20th Century AD
16″ (40.6cm) high x 13″ (33.0cm) wide
Grasslands of Central Cameroon
Power, strength, dominion and religion, are all connected with art and the king in Cameroon society. The king, or Fon, was the focal point of life, around which everything revolved. The ancient kings were reputedly endowed with supernatural power that allowed them to change into animals. With or without psychic ability the king had great responsibilities, including guaranteeing fertility of the fields and fecundity of the women! Regalia and various elaborate works of art were created for the king and visiting dignitaries. These included masks of a variety of different purposes, often designed for different societies within a tribe. For instance, the Kwifon owned masks that, according to tradition, had been created and consecrated by ancestors themselves.
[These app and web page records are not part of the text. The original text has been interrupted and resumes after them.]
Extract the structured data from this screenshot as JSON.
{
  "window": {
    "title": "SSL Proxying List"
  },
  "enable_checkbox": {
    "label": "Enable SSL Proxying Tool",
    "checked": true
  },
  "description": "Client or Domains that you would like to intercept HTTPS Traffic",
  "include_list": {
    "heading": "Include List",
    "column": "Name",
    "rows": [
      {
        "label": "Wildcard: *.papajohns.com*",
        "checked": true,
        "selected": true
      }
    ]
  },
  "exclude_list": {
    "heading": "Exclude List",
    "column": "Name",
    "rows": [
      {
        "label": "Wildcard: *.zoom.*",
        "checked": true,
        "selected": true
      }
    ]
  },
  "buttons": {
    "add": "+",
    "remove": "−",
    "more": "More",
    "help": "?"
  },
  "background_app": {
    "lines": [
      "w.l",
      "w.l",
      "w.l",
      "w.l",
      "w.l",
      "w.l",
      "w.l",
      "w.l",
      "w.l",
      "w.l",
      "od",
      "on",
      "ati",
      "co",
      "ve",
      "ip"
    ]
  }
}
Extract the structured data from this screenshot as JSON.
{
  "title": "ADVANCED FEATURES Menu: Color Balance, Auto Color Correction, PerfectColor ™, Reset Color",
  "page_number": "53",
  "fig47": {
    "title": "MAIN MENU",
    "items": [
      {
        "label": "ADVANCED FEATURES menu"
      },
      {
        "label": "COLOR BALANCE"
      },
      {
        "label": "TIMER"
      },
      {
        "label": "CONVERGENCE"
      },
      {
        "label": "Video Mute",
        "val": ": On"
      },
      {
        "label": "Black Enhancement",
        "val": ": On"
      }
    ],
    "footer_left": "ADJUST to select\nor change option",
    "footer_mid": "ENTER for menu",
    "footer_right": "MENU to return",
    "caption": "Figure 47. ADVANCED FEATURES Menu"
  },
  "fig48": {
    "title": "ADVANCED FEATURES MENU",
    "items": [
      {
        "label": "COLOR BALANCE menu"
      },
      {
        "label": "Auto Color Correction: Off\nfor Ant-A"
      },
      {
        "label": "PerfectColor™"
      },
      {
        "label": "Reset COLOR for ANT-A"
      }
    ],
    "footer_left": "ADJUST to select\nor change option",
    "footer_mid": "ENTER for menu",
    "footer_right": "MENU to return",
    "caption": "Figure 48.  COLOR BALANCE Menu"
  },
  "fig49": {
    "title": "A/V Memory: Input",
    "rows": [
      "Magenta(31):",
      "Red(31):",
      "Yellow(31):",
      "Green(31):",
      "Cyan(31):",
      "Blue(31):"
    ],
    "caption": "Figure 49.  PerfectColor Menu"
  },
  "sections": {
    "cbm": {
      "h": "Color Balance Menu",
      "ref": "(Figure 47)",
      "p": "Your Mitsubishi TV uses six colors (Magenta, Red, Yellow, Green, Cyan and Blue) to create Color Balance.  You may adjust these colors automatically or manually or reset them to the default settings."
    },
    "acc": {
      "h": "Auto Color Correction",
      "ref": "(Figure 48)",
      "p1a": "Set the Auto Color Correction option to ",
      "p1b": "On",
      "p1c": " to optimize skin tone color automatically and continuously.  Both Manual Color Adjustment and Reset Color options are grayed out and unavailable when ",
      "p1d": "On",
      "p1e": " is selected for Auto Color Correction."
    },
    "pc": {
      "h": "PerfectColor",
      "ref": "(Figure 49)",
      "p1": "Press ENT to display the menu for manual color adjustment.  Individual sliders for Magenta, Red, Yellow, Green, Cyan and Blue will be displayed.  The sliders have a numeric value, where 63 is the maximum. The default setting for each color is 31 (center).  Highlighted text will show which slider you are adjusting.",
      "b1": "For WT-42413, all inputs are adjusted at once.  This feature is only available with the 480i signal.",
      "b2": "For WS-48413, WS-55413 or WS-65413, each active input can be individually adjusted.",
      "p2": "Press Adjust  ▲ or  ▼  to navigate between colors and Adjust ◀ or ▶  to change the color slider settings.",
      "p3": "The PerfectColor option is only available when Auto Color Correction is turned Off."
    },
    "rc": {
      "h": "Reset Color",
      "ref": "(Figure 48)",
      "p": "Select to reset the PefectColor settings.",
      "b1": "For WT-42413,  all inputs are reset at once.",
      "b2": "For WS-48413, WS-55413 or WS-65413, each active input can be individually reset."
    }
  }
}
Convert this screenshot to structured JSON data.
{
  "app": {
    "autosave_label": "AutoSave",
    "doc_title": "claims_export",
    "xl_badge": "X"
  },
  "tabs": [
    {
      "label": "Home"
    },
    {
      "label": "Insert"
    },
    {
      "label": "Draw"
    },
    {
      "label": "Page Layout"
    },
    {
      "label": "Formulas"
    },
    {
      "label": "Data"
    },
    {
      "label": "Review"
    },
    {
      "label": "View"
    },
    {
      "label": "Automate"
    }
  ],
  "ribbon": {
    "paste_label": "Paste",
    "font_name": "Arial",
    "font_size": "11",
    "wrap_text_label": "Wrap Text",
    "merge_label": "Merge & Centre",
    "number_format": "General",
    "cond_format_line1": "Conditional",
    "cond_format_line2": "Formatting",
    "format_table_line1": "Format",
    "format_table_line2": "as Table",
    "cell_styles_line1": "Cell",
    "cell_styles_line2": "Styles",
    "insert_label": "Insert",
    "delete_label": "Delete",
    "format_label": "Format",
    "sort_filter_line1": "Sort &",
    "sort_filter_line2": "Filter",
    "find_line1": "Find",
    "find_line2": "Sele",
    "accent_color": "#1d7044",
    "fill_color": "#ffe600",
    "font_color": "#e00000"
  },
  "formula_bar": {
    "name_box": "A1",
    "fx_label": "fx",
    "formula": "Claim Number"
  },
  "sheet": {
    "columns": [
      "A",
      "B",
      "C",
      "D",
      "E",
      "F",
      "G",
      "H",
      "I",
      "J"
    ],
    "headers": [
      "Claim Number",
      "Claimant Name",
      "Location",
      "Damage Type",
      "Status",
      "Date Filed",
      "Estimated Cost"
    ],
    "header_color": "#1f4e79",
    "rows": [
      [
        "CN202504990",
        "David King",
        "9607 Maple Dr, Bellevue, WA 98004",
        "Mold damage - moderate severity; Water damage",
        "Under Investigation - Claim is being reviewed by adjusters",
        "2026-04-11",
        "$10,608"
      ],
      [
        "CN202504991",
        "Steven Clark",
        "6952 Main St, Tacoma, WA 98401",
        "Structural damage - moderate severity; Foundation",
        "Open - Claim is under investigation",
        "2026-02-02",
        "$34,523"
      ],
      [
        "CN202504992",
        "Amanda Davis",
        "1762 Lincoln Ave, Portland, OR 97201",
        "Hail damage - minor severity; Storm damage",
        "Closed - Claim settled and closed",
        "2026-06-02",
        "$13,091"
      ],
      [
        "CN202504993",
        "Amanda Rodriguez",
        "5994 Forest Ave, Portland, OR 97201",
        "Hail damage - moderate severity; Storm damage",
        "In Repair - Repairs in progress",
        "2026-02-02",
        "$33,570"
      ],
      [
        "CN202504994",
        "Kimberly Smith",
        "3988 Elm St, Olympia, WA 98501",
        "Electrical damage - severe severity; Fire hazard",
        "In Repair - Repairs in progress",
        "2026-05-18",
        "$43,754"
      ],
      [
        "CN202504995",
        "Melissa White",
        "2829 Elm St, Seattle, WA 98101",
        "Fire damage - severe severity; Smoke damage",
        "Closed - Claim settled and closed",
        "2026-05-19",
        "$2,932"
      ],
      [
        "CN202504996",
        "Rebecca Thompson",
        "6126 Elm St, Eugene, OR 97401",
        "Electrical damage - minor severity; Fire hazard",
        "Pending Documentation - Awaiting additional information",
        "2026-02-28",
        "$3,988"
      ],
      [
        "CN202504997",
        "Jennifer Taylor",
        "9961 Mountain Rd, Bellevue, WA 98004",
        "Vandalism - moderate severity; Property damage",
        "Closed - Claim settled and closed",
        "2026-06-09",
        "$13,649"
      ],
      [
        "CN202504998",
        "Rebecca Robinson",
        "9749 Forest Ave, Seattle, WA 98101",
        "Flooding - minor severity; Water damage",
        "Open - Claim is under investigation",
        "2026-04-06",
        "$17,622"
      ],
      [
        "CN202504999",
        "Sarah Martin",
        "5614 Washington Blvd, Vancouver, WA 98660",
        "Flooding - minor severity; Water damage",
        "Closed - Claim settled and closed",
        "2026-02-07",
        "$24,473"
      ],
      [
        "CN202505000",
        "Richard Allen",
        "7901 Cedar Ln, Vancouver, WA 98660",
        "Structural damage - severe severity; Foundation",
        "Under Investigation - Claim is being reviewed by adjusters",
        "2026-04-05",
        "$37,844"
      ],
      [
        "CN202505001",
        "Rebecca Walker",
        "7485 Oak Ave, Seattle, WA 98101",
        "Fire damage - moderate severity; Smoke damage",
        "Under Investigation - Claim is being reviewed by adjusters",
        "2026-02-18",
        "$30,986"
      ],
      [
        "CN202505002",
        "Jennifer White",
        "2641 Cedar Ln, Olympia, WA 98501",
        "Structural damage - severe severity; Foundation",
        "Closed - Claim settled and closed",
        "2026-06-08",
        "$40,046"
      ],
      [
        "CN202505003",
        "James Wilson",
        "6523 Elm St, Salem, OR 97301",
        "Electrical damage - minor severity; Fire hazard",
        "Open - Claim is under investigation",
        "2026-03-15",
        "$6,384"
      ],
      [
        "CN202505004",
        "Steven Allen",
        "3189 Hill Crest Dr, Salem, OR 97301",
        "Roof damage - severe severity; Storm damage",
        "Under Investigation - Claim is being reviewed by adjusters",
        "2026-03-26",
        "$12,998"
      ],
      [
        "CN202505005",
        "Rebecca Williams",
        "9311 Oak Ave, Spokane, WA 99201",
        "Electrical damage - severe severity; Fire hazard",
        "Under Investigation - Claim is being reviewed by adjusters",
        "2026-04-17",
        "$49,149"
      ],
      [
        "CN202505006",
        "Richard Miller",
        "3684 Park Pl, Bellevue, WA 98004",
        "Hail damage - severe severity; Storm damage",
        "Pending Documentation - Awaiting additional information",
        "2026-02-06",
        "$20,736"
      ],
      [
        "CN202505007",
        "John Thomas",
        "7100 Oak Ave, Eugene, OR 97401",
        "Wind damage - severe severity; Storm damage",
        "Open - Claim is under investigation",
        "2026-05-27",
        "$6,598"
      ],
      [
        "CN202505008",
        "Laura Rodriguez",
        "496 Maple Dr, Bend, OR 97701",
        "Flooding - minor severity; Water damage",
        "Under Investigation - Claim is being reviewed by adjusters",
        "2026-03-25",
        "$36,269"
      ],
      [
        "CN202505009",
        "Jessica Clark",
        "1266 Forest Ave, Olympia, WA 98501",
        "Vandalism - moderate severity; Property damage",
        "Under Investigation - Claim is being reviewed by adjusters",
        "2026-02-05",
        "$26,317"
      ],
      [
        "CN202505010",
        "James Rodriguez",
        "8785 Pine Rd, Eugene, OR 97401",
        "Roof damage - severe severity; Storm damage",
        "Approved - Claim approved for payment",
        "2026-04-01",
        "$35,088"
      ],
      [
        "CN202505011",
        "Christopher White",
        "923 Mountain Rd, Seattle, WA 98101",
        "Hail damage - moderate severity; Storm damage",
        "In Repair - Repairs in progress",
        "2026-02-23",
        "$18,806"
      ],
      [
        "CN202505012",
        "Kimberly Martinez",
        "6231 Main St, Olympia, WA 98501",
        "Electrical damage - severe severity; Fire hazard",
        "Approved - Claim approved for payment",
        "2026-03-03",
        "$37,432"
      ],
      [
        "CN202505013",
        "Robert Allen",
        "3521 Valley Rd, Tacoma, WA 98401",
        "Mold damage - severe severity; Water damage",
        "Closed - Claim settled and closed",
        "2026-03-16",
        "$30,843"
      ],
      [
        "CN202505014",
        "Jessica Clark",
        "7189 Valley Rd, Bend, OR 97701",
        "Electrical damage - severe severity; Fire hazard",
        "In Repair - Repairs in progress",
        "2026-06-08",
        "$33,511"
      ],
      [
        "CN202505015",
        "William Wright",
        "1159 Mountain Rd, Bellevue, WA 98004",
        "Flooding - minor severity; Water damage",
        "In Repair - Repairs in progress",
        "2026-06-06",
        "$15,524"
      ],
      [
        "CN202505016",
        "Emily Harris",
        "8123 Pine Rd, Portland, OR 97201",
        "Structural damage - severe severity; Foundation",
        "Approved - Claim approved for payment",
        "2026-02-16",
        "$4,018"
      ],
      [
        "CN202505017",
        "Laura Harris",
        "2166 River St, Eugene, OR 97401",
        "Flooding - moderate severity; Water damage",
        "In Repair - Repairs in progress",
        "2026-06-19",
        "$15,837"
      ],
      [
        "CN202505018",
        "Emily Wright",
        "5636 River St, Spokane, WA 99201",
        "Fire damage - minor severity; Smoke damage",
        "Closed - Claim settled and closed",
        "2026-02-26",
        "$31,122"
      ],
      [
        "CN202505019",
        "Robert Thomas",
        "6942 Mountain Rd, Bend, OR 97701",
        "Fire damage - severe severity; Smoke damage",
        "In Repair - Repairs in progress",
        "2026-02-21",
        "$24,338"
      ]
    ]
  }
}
This remarkable mask is composed of many features, different perspectives, and a power of presentation that capitalizes on its three-dimensional aspect. The main figure shows a male smiling broadly, his eyes wide open as if in wonder or surprise. On his head is a sort of crown with three small mask-like heads. Each face has an intriguing, almost cherubic expression, instantly appealing and delightful. They probably represent ancestral spirits, watching over their living relative. For many African people the souls of their ancestors are a very real presence and participate in their daily lives. To make offerings of worship and reverence were important and could result in heartfelt feelings of respect and love. Imagine this mask worn in union with many others, all dancing together in unison, with energy and great emotion. To capture these many feelings in art is the artist’s triumph; as in this remarkable mask, blending skilled workmanship with humor, honor, and wisdom as homage to the indestructible human spirit.